If we mentioned the Black Country near Birmingham, you might find yourself thinking of dark, manly things: flat caps and smoky chimneys. Sooty miners and sweat-stained steelworkers. And while it’s true that the deep black seam beneath our feet is what gave the Black Country and Blackheath their name, something greener and gentler is going on right here in the midst of it all. Just off busy Halesowen Street, the West Midlands earth is giving up treasures lusher than coal. At Green Leevs Garden Centre, we find a small oasis; a hub of horticultural wisdom and a blooming centre of the local community. Owner Gary Lee talks family, flowers and finding your passion.
What lead you to set up a Garden Centre in the heart of Blackheath?
“It’s a family affair: the spelling Green Leevs refers to our surname Lee. So the answer to that question is really mum and dad’s story. They were running a successful operation selling plants for offices and things blossomed from there. When a big supermarket opened up in town, they knew there was a huge opportunity from all the extra footfall it would bring. So they set up shop and got cracking. It was soon pretty clear they’d made the right call. We’ve gone from strength to strength.”
So plants are the family passion, not yours?
It’s hard to square this thought with a man who is inclined to deliver breathless monologues on potting, pruning and the rise of garden tech. Gary grins as he answers our question. “True, at first anyway. I was working in the steelworks before I took over and no-one would have called me green fingered. But I came to love gardening quite quickly once I took the reigns. The team here are such experts and so enthusiastic, it was impossible not to get pulled in. Ruth over there has just finished a horticulture degree – there’s not much she doesn’t know”. Gary is referring to a woman watering an enormous elephant ear plant nearby. “She showed me what a mysterious place the world of plants is. There’s so much going on you can’t see. You’re learning their secrets all the time.”
What has been the biggest challenge for you?
“Early on, I’d have to say consistency. I really wanted to take the business to the next stage so I was focused on getting on top of new thinking. This meant a few basic lessons I should have learned from mum and dad were missed. For example, gardening is very cyclical, you have to carry the lessons one season gives you into the next year. So you might learn what bulbs people want one spring, but forget it by the next and have them come in and be disappointed wanting and expecting more of the same.”
You mentioned garden trends. Tell us more.

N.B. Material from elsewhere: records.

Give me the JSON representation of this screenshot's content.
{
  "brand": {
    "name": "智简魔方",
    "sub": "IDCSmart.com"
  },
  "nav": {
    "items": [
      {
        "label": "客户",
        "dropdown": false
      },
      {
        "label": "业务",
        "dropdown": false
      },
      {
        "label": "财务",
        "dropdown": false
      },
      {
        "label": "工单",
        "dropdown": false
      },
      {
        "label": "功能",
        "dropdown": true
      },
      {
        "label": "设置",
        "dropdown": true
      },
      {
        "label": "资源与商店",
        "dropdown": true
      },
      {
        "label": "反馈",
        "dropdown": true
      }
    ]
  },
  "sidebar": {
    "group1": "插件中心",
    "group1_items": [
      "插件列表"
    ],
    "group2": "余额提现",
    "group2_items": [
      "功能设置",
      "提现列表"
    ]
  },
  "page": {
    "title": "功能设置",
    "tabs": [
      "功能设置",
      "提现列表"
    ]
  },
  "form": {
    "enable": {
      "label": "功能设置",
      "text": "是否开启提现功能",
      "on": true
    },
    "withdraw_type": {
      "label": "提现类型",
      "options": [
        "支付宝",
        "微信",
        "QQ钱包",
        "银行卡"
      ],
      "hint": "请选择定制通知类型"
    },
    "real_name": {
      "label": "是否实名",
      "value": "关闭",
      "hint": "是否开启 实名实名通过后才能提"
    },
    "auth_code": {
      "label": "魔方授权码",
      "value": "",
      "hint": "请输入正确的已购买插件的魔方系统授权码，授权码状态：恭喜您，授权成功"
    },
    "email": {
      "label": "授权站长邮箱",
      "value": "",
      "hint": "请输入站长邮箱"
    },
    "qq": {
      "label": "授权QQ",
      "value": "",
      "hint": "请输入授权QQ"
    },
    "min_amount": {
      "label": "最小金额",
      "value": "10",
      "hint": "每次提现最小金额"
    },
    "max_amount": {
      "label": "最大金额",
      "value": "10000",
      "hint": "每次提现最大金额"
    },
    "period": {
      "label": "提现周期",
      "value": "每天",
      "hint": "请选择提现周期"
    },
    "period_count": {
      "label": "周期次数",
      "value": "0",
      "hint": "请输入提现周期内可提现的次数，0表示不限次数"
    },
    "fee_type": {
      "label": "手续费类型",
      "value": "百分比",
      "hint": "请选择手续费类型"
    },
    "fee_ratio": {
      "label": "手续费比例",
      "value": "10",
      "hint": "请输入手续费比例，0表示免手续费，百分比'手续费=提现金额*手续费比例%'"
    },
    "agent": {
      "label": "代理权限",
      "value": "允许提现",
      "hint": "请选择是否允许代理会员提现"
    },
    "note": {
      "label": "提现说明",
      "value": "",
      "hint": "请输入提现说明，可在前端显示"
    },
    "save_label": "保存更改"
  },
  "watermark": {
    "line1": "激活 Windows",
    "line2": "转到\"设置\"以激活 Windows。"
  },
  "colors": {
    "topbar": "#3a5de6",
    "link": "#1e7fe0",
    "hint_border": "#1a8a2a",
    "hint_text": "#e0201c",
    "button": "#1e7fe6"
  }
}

“I used to think of gardening as traditional: steady and timeless and exempt from the comings and goings of say, fashion or interiors. But I couldn’t have been more wrong.” Gary goes on to tell us about gardening trends and the rise of the #Instagarden. “Gardening has a very visual result and at the same time, more and more young city folk are getting into it: so no wonder plants are very popular on picture-sharing apps like Instagram.” Like any savvy business owner, Gary’s passion is tempered with a good head for business. “You have to look outwards” he says. “You absolutely must stay on top of what people want: what they’re talking about. Social media is fuelling a me-too mindset that creates clear trends fast. That means we need to listen to our customers and realise when something new is worth stocking. I also insist we fill our Facebook page with tips and tricks for beautiful gardens and indoor plants”.
What do you love most about being an independent business?
“Being a part of the community. I dropped Brenda over there at home the other day and she invited me in to see her garden: it was absolutely stunning: a suburban wonderland, and it gave me a warm feeling when she pointed out that it all began with my little seedlings.” As we’ve been chatting, regular customer Brenda has been pottering about, making her weekly selection of plants. She takes her time, examining each one slowly and balancing it on top of her fabric shopping trolley as she does each and every week.
Stacking seedlings nearby is Lee, a young man with learning difficulties who came to Green Leevs as part of a local outreach programme. “One of my nicest, most loyal workers” says Gary. Clearly very much at home in the place, Lee endeared himself to all on the last day of the scheme. “I asked him what he was going to do with himself now it was over and he replied simply: ”I’m going to keep coming in: I like it here.” Eight years on, he’s still part of the family.
Green Leevs is clearly a place with an admirably community-minded approach. As Gary says “There’s more to it than money. If some people use us as nothing more than a place to have a quiet moment, that’s fine by me. That’s the difference between us and a big chain. We’re not just a shop: we’re a knowledge library, a social hub and a part of the community. We supply hanging baskets to some of the pubs and when I spot one in full bloom as I walk by, I feel proud and more connected to my home.”
Speaking of home, do you take your work back with you?
They say chefs never cook off the clock. Can the same be said for gardener centre owners? Gary chuckles and admits our suspicion is true. “I work pretty damn hard, so there’s just no way I’m going to be planting, weeding and pruning when I get home. In fact, we’ve just moved into a place with a smaller garden so I don’t have to!”